US Army Corps of Engineers
Jacksonville District

Corps of Engineers conducts Lake Okeechobee releases to benefit Caloosahatchee Estuary

Published Feb. 3, 2011

JACKSONVILLE, Fla. (Feb. 3, 2011) – The U.S. Army Corps of Engineers, Jacksonville District will start a water release from Lake Okeechobee to the Caloosahatchee Estuary to help improve the estuary’s condition, which has declined in recent months due to the lack of fresh water.  A new water release starts Feb. 4.

 

The target flow of this release is an average of 300 cubic feet per second (cfs) over a seven-day period to the Caloosahatchee Estuary, measured at W.P. Franklin Lock and Dam (S-79). The Corps anticipates the total pulse release effect on the lake level to be about a sixth-of-an-inch off the lake. Today, the lake stage is 12.49 feet (NGVD). 

 

The Corps approved water releases from Lake Okeechobee to the estuary Jan. 28, while the lake stage was at 12.50 feet (NGVD).  However, in accordance with adaptive protocols, the Corps did not release water due to local basin conditions. Local basin runoff from last week’s rain event, measured at W.P. Franklin Lock and Dam, exceeded the release target of 300 cfs.  This week’s low volume release, in conjunction with the recent rain event, will prolong the benefit of lowered salinities and reduce additional impacts and degradation of submerged aquatic vegetation. 

 

Estuary scientists say minimum freshwater releases to the Caloosahatchee Estuary are critical in maintaining estuarine health and productivity.  Freshwater tape grass, which provides important nursery habitat for a multitude of organisms, is an indicator of conditions in the Caloosahatchee’s upper estuary.  A continuous low-level release is needed to keep salinities from rising and negatively affecting more tape grass beds. 

 

“This freshwater is vital to the health, productivity and function of the Caloosahatchee Estuary.
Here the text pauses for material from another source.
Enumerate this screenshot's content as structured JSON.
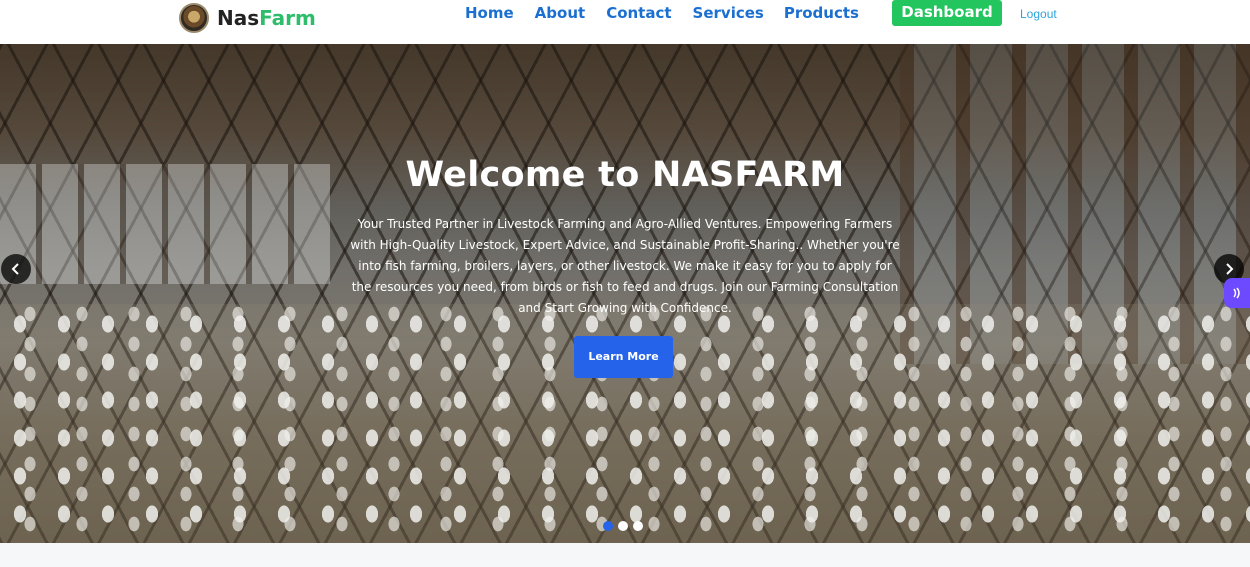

The release will provide much needed support to the natural system, while minimally impacting Lake Okeechobee’s water level,” said Lt. Col. Michael Kinard, deputy district commander, south Florida. 

 

The Corps strives to maintain the lake between 12.5 and 15.5 feet (NGVD) while balancing all competing demands.  At 12.49 feet (NGVD), Lake Okeechobee’s level is in the 2008 Lake Okeechobee Regulation Schedule’s Beneficial Use Sub-Band, which varies seasonally between elevation 10.5 feet and 13 feet.

 

Within this sub-band, unless releases are required for navigation purposes, the Corps generally defers to the South Florida Water Management District’s recommendation for water allocation to various users.  Fish and wildlife enhancement and/or water supply deliveries for environmental needs may involve conducting an environmental release from the lake through the SFWMD Adaptive Protocols for Lake Okeechobee Operations or other SFWMD authorities.  Due to the estuary’s poor condition and forecasted insufficient basin runoff, the SFWMD recommendation to the Corps was releases up to 300 cfs to the Caloosahatchee Estuary. The Corps may adjust this release, as appropriate, to account for local basin runoff.

 

The Corps and partner agencies will continue to closely monitor and assess system conditions.


Release no. 11-11